• What you are asked to do
Count, in the data that follows, every line with the string "Firmware", and give that count as the whole reply.

• The input

■ ■ ■ ■

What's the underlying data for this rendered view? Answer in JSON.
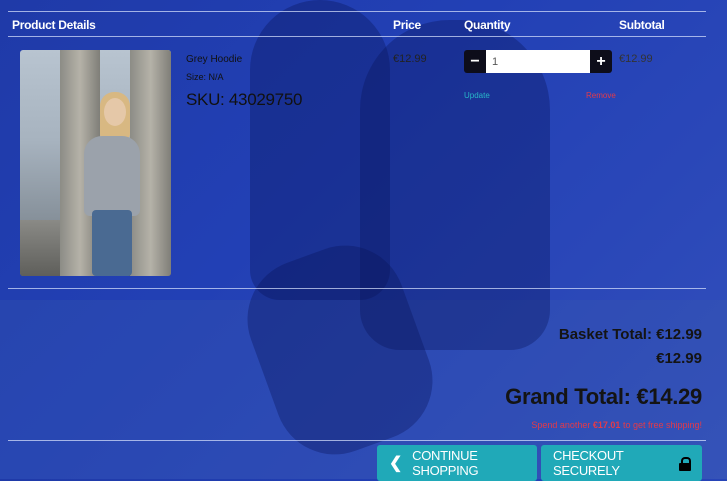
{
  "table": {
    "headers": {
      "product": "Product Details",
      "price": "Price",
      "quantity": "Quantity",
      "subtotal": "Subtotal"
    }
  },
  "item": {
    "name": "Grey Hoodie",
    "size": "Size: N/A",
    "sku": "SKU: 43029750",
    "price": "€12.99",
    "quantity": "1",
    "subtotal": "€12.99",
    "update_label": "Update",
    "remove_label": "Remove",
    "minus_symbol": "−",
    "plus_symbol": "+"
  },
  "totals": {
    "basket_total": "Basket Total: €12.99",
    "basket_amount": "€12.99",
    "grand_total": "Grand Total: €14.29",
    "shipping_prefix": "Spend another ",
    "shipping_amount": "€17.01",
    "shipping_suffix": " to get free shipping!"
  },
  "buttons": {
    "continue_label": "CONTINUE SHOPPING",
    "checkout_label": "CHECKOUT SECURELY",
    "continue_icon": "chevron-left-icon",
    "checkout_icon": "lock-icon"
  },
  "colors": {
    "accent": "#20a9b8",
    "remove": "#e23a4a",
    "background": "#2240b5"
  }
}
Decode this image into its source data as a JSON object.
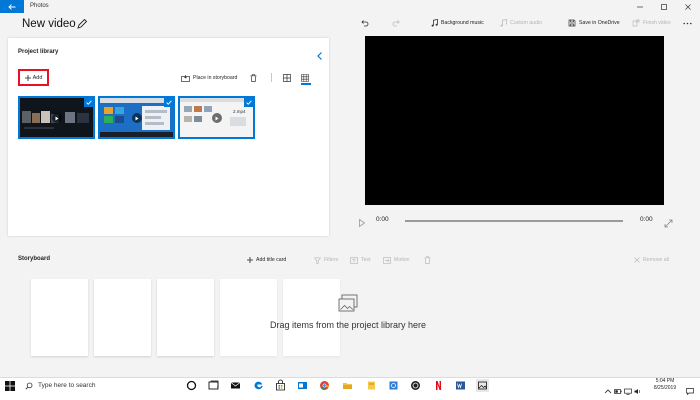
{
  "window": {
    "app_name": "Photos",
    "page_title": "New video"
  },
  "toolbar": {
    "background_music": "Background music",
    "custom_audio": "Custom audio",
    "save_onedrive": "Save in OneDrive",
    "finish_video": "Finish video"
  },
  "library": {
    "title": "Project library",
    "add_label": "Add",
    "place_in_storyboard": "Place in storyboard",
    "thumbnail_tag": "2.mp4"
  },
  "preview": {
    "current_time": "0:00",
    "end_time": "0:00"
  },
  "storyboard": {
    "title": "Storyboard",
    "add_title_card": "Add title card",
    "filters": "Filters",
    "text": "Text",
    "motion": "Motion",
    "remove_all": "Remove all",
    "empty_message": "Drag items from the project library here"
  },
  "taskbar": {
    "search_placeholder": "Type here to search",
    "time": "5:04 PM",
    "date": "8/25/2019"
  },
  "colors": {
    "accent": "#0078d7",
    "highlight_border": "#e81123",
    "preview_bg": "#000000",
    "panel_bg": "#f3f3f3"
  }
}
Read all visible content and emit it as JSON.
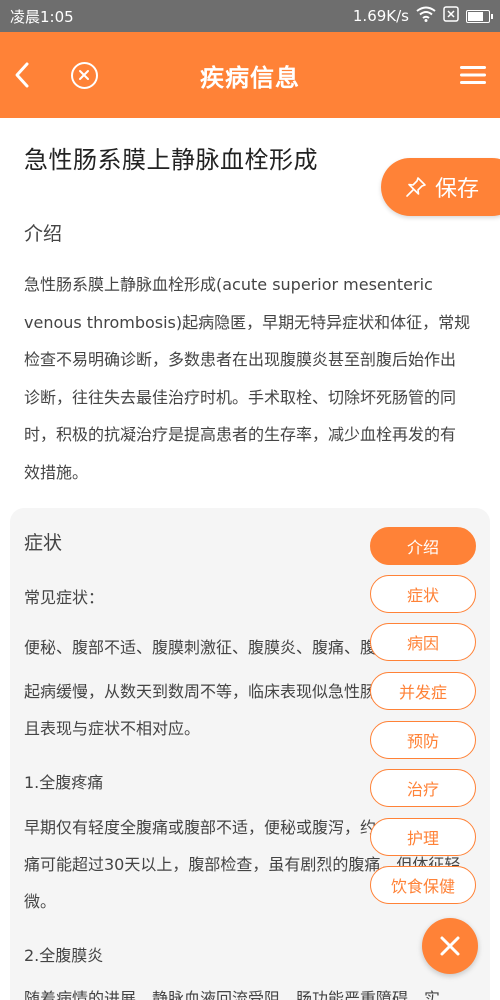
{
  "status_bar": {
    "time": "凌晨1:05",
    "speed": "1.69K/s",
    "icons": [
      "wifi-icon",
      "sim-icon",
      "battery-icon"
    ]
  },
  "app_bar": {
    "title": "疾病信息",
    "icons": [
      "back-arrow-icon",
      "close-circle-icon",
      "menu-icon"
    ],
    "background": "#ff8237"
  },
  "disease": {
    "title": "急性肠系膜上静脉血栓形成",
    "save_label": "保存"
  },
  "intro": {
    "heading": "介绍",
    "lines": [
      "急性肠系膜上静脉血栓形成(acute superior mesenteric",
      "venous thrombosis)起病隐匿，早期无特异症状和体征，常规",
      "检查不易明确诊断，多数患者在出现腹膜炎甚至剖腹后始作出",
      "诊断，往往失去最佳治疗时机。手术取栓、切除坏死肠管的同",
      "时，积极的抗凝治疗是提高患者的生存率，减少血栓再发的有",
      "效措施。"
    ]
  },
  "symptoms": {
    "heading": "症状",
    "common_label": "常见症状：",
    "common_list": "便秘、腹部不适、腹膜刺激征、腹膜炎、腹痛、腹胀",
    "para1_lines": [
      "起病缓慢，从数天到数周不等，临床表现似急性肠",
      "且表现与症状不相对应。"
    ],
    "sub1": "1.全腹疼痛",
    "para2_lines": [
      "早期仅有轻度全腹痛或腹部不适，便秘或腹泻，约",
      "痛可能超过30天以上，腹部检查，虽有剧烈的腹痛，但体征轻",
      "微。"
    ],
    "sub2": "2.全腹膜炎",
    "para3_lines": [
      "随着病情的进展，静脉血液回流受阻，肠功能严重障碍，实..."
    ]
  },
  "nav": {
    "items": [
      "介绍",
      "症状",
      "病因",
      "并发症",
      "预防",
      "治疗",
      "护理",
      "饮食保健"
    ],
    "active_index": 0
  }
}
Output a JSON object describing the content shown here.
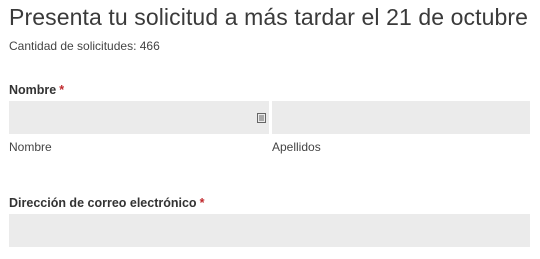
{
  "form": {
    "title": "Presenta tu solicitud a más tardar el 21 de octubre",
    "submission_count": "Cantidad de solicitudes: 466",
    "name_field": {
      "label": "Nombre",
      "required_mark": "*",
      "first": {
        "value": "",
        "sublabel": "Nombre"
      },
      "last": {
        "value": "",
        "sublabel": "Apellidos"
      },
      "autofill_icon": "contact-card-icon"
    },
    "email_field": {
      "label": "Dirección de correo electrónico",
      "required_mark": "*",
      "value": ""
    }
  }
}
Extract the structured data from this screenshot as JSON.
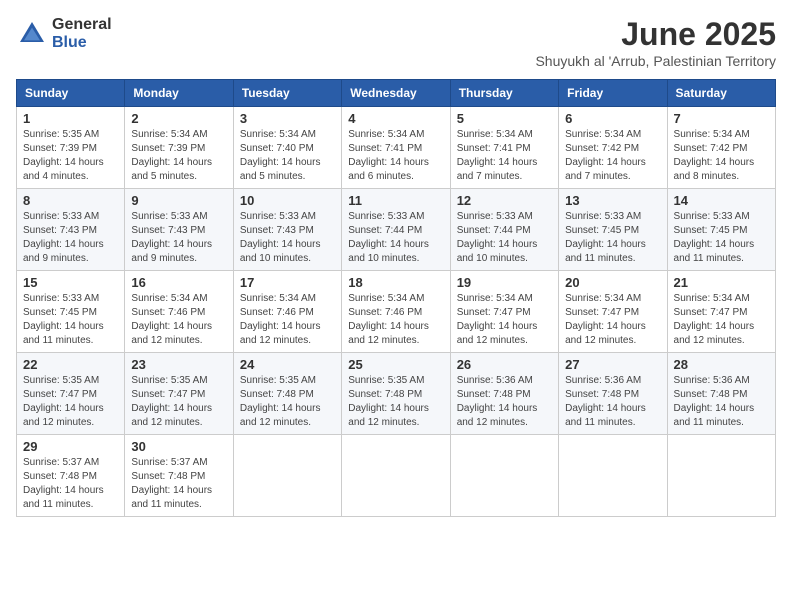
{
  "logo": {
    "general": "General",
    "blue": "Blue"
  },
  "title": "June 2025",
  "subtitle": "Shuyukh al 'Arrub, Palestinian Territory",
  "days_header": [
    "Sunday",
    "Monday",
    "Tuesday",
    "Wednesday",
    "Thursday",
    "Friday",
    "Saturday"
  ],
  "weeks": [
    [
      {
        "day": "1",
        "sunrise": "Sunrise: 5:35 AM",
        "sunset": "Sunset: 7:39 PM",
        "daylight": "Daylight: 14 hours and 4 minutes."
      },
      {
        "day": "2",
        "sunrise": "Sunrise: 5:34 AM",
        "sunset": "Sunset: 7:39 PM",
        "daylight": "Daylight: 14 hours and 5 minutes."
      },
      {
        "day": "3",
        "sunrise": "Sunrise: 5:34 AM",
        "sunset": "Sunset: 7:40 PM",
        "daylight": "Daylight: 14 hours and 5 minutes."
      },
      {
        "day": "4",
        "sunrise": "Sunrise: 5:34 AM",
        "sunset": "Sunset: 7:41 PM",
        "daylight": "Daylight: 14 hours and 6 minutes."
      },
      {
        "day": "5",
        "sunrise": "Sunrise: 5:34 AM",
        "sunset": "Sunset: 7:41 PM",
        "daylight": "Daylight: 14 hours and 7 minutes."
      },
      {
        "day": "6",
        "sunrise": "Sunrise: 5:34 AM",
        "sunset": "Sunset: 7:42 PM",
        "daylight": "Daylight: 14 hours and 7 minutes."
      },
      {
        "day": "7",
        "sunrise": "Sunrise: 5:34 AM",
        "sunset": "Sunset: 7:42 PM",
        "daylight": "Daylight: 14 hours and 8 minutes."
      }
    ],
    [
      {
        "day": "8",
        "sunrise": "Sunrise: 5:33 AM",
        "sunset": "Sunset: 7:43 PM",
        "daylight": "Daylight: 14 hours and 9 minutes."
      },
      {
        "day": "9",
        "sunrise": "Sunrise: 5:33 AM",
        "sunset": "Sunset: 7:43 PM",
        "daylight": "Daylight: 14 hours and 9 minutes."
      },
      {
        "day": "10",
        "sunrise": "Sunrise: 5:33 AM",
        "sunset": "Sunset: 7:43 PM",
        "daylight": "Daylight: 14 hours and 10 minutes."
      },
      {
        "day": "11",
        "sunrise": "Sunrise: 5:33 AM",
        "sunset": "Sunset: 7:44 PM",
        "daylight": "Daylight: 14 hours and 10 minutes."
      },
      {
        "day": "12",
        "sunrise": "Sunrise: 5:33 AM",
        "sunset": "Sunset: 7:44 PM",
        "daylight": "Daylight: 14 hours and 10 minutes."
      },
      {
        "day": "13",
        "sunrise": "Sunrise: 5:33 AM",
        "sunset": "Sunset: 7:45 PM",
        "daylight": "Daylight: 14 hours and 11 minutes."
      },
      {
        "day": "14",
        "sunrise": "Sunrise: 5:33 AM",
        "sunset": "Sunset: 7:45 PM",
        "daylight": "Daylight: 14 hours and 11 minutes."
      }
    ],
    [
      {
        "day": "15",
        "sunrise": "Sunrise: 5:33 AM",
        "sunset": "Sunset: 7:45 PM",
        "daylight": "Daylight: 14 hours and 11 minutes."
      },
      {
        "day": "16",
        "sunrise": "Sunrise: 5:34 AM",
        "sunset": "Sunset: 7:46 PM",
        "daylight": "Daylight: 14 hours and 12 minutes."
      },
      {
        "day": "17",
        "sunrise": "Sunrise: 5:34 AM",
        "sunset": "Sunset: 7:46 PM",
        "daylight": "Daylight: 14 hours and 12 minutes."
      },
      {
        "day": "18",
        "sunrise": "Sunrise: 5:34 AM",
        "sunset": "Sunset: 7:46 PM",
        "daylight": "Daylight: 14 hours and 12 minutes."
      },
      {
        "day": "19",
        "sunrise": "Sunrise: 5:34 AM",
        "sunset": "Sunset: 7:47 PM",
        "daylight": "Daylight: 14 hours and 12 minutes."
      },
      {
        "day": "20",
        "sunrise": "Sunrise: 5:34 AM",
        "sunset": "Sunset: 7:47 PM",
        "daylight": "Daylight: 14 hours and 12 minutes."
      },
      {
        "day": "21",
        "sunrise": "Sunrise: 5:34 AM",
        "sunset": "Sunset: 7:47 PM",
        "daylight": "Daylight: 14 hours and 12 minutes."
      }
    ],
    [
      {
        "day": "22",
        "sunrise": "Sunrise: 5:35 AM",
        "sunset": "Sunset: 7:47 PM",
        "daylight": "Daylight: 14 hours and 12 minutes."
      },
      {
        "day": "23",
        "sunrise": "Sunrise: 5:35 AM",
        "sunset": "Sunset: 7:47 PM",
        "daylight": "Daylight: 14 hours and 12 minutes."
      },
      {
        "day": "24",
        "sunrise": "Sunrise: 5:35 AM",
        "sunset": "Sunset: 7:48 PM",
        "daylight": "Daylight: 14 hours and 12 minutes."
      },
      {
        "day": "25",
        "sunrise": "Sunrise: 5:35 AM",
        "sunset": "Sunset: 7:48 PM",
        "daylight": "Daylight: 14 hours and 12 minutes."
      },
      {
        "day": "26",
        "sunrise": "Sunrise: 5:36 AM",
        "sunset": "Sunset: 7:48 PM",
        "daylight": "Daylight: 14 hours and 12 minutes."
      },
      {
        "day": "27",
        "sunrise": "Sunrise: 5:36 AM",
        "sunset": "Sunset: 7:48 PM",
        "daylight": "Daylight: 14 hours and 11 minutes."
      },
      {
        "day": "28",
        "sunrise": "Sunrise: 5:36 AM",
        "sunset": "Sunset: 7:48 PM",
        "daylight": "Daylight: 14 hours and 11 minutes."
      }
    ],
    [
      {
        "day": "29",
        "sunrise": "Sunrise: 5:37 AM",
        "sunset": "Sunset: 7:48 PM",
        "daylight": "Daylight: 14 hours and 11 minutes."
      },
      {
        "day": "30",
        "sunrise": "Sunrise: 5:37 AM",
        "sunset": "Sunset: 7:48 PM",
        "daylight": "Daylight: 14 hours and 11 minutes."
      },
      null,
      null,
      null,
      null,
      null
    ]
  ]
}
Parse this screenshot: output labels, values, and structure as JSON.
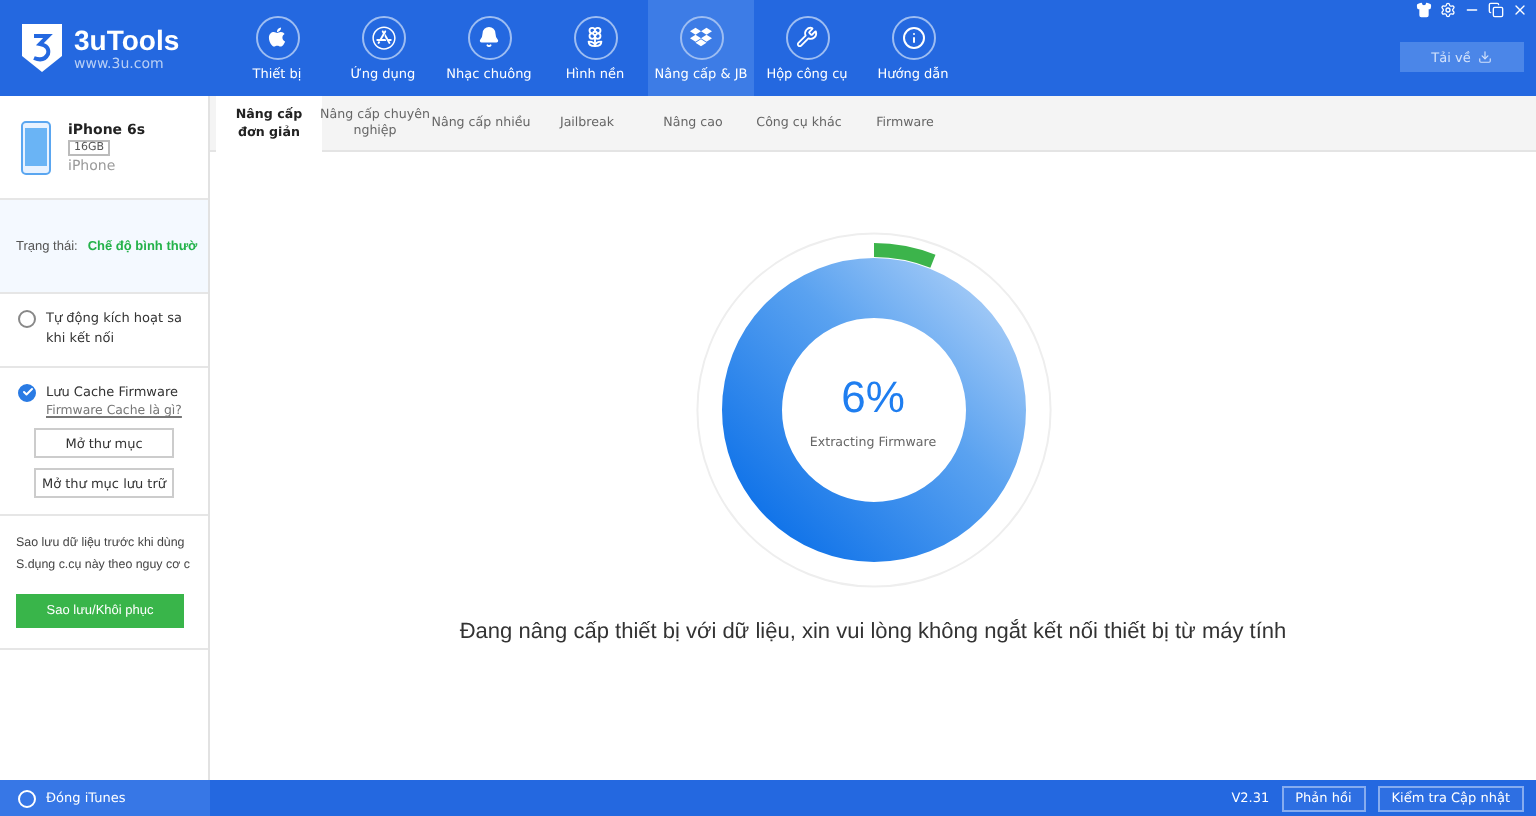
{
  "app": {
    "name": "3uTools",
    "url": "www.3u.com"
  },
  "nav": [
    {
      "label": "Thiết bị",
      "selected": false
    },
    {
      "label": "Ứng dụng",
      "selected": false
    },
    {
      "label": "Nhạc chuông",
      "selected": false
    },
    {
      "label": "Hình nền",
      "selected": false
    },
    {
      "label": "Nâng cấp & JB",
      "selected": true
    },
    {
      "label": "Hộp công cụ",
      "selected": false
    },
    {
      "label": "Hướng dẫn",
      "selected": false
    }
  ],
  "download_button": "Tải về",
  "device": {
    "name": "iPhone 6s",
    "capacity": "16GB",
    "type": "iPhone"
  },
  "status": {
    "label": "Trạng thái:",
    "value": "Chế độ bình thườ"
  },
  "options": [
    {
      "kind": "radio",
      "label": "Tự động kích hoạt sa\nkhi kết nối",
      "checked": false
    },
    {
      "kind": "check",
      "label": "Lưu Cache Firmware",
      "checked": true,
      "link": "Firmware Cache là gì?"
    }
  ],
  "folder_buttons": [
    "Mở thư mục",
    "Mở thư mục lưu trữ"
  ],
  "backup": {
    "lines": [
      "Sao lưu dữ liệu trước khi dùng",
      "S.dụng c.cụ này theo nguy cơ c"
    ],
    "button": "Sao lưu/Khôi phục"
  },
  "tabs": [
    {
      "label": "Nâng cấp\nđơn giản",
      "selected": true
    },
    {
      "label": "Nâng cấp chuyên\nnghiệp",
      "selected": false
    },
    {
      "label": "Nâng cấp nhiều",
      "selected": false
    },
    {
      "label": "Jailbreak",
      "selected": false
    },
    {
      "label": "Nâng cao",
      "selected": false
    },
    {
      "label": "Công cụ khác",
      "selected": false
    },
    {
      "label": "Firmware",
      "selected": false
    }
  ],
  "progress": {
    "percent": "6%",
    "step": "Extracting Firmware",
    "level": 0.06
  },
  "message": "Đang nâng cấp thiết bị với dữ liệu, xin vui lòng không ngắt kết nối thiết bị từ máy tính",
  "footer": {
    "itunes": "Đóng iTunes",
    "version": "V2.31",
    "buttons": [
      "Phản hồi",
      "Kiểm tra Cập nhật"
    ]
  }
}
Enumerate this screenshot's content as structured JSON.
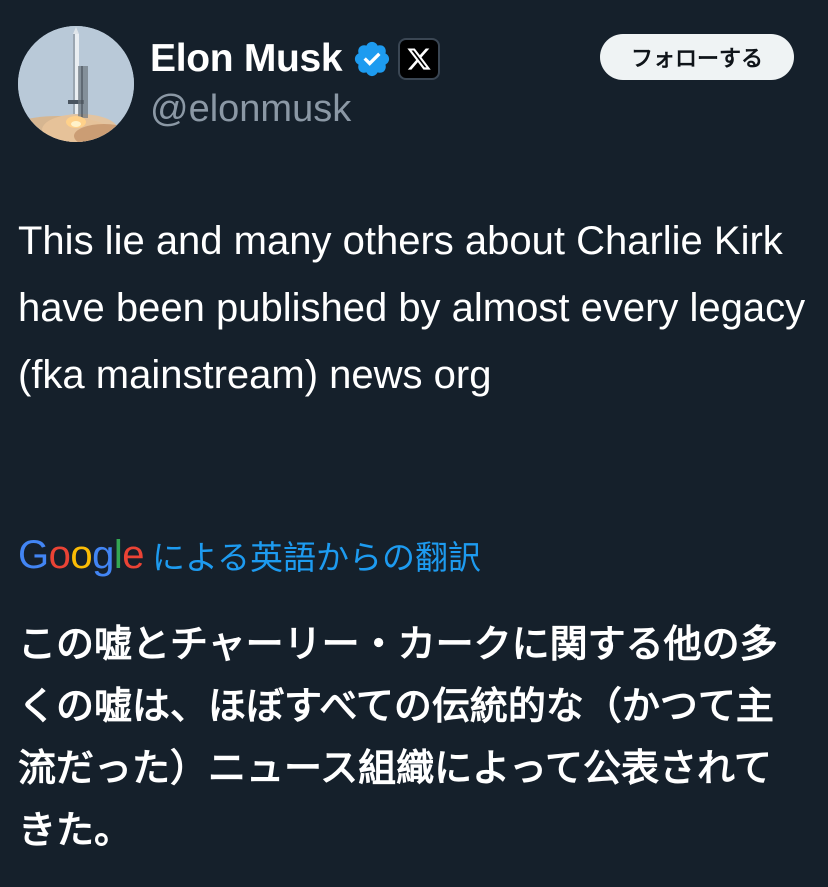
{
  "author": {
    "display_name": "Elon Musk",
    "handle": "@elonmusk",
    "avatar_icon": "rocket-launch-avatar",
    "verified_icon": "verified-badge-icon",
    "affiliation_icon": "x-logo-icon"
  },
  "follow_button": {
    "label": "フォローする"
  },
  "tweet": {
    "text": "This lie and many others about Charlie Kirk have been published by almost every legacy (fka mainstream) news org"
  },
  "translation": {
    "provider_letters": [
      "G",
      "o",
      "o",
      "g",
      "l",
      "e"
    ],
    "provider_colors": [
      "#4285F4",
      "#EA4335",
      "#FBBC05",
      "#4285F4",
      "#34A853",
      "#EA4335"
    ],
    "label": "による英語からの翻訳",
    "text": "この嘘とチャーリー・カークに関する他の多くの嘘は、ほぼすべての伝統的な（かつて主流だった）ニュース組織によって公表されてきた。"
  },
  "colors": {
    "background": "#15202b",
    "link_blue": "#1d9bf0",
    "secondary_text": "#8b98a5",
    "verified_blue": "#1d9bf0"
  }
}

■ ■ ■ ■

• Response to this task
4